To all those who bought Belgium CDS as per our compression trade suggested earlier today, congratulations. Oh and the part in the Moody's announcement where it says that a main driver of the review is "The uncertainty around the impact on the already pressured balance sheet of the government of additional bank support measures which are likely to be needed" means that anyone harboring even the smallest hope that France will be within 100 parsecs of Dexia when the broke bank is nationalized, may be slightly disappointed.
As many expected, the Bank of England has followed in Bernanke's footsteps and proceeded with extra QE, 75 billion extra, or about 25 billion more than consensus - this is the first expansion in the British QE since November 5, 2009 when it did the latest £25 billion expansion. Unfortunately, this is just the beginning: much more global QE is coming down the line as the "monetary authority" realizes it only has itself and its printers to rely on in a world rapidly reentering recession.

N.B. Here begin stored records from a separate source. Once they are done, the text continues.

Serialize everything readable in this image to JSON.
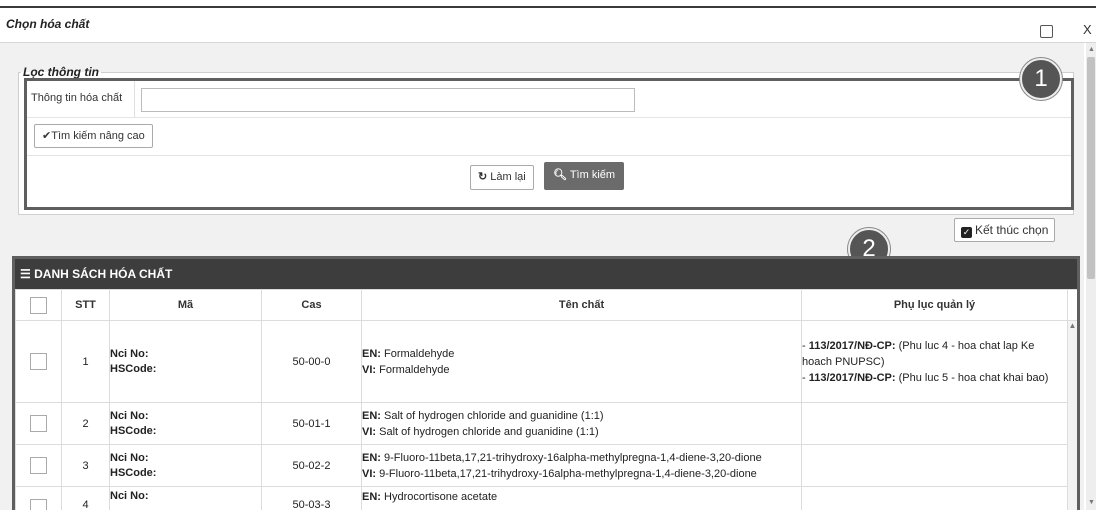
{
  "window": {
    "title": "Chọn hóa chất",
    "close_label": "X"
  },
  "filter": {
    "legend": "Lọc thông tin",
    "info_label": "Thông tin hóa chất",
    "info_value": "",
    "advanced_label": "Tìm kiếm nâng cao",
    "reset_label": "Làm lại",
    "search_label": "Tìm kiếm"
  },
  "badges": {
    "one": "1",
    "two": "2"
  },
  "finish_label": "Kết thúc chọn",
  "list": {
    "title": "DANH SÁCH HÓA CHẤT",
    "columns": {
      "stt": "STT",
      "ma": "Mã",
      "cas": "Cas",
      "ten": "Tên chất",
      "phu": "Phụ lục quản lý"
    },
    "rows": [
      {
        "stt": "1",
        "nci": "Nci No:",
        "hs": "HSCode:",
        "cas": "50-00-0",
        "en_label": "EN:",
        "en": " Formaldehyde",
        "vi_label": "VI:",
        "vi": " Formaldehyde",
        "p1_code": "113/2017/NĐ-CP:",
        "p1_text": " (Phu luc 4 - hoa chat lap Ke hoach PNUPSC)",
        "p2_code": "113/2017/NĐ-CP:",
        "p2_text": " (Phu luc 5 - hoa chat khai bao)"
      },
      {
        "stt": "2",
        "nci": "Nci No:",
        "hs": "HSCode:",
        "cas": "50-01-1",
        "en_label": "EN:",
        "en": " Salt of hydrogen chloride and guanidine (1:1)",
        "vi_label": "VI:",
        "vi": " Salt of hydrogen chloride and guanidine (1:1)"
      },
      {
        "stt": "3",
        "nci": "Nci No:",
        "hs": "HSCode:",
        "cas": "50-02-2",
        "en_label": "EN:",
        "en": " 9-Fluoro-11beta,17,21-trihydroxy-16alpha-methylpregna-1,4-diene-3,20-dione",
        "vi_label": "VI:",
        "vi": " 9-Fluoro-11beta,17,21-trihydroxy-16alpha-methylpregna-1,4-diene-3,20-dione"
      },
      {
        "stt": "4",
        "nci": "Nci No:",
        "cas": "50-03-3",
        "en_label": "EN:",
        "en": " Hydrocortisone acetate"
      }
    ]
  }
}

A green day in Europe as last night's superfluous strength in US equities caused reracks in every major European risk class out of the gate. The early strength in Europe was faded quite quickly but the bias was up - even as no new news/plans/clarity was announced and in fact was modestly worse with a lack of capital injection for Dexia noted. Credit and stocks ratcheted higher in three lurches with covering clearly evident in credit as even Belgium and France sovereigns managed small compressions (which makes little sense) though the former remains notably wider on the week (rightly so). FX traded in a narrow range from the US close but the USD was at the stronger-end of the channel as Europe closed (IMF - ECB easing potential comments) but commodities were mixed with lackluster moves overnight though silver and copper sold off the most - not enjoying the excitement in equities - but since the pre-market, all PMs and commodities have pushed higher. TSY yields leaked higher but the curve flattened but we see HY net-selling against IG net-buying (but several major financial bonds being net-sold including MS, GS, and C). We also note that while credit indices do indeed look better on the week, underlying single-names are notably wider which coupled with US corporate bonds suggests many are using strength to cover longs in 'riskier' credits. ES has re-coupled with a longer-term context reducing some of the urgency in equity's bounce though equities remain rich to credit by quite a margin. All-in-all, it seems like we can bleed higher inch by inch as retail gets sucked into another 'recovery/bailout' but under the surface, the 'things' that should be benefiting are simply not as professionals use this strength to rotate hedges or more simply unwind at better marks.